Since 1967, herds of nerds and techy types have made an annual migration to Las Vegas for the Consumer Electronics Show (CES) to revel in the latest gadgets and often bizarre electronic products. This year is no exception. CES kicked off on Monday, showcasing at least 250 conference sessions along with over 1,000 speakers and startups. There’s a lot to take in, but here is a handful of the coolest, most promising, and wackiest projects that have been unveiled so far.
3500 BCE: Humans invent the wheel. 2019 CE: Humans add legs to the wheels. Hyundai unveiled their new concept vehicle, called Elevate, which features articulated legs to crawl over rocky or rough terrain (image above). At the base of the legs are a set of four wheels, meaning the vehicle can also drive “like normal” too.
"When a tsunami or earthquake hits, current rescue vehicles can only deliver first responders to the edge of the debris field. They have to go the rest of the way by foot.

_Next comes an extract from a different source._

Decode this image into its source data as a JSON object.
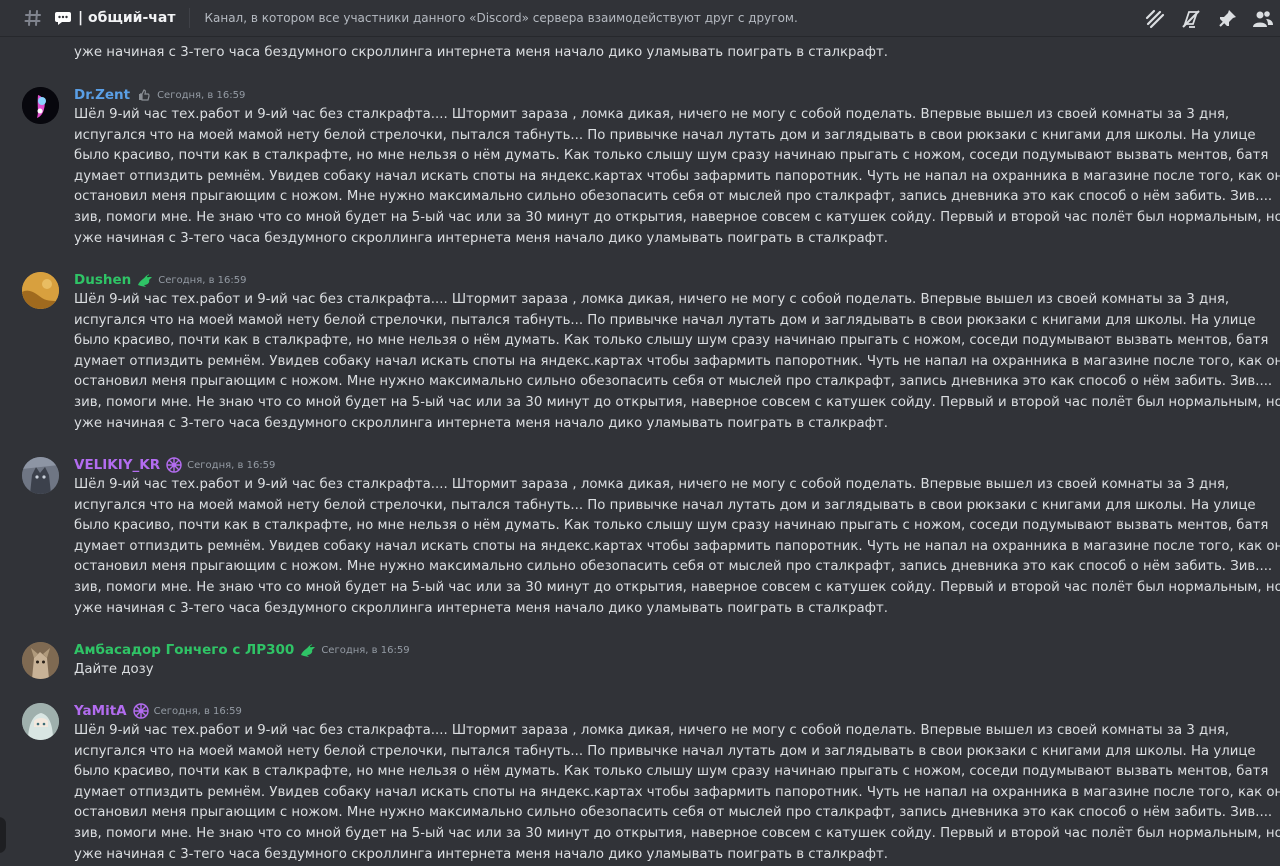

Elevate can drive to the scene and climb right over flood debris or crumbled concrete," John Suh, vice president and head of Hyundai's Center for Robotic-Augmented Design in Living Experiences, said in a statement.
You might assume a toilet doesn’t need to be smart to do its job, but you’re wrong, apparently. Kohler, a company founded in 1873, has unveiled a super high-tech “intelligent toilet”. The Numi 2.0 Intelligent Toilet (above) can be synced up with Amazon Alexa to follow voice commands – presumably: “flush” – as well as “personalized cleansing and dryer functions”, a heated seat, and built-in speakers.
Freshly Baked Bread Vending Machines
The future, apparently, is a world dotted with bread-baking robots.
The Wilkinson Baking Company showed off their proud creation, BreadBot, at CES this week. It’s a nifty-looking machine that can mix, knead, proof, and bake a batch of dry ingredients and whip them up into a freshly baked loaf. At full capacity, it can produce an impressive 10 loaves per hour and yields a maximum of 235 loaves per day.
BreadBot will trial in a number of grocery stores in the US later this year, hoping to provide an alternative to mass-produced bread stuffed full of preservatives.
Exosuits are no longer just the stuff of video games, even consumer electronic brands are starting to jump on the bandwagon. Korean electronics company LG debuted its revamped CLOi SuitBot, a wearable powered robotic aid to help people with lifting heavy objects. Charge it up for one hour and the wearer will be assisted for four hours.